### Interface dataset entries
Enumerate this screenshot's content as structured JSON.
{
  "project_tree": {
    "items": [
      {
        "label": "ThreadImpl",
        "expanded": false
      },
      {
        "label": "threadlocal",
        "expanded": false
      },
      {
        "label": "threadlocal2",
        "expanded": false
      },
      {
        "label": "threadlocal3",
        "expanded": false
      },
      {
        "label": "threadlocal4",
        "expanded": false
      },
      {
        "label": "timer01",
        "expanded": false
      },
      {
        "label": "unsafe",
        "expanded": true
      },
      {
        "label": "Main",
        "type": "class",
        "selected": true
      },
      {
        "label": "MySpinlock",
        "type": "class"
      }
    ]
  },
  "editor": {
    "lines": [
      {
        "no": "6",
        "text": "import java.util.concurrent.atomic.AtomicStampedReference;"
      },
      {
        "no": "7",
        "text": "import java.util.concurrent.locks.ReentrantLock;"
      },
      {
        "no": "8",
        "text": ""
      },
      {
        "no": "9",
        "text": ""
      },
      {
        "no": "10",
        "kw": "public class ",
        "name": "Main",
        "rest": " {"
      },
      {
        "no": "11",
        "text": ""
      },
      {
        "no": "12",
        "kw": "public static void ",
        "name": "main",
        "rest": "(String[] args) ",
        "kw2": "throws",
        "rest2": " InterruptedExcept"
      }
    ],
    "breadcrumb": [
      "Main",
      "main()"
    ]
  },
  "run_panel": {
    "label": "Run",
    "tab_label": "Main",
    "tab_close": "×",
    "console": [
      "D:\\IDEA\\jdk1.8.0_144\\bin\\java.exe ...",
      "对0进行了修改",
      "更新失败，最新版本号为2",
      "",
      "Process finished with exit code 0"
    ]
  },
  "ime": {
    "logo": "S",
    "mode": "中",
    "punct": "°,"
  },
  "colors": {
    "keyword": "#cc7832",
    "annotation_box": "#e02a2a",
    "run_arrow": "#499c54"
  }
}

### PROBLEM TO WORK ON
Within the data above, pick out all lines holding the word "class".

### RESPONSE TO THIS EXERCISE
        "type": "class",
        "type": "class"
        "kw": "public class ",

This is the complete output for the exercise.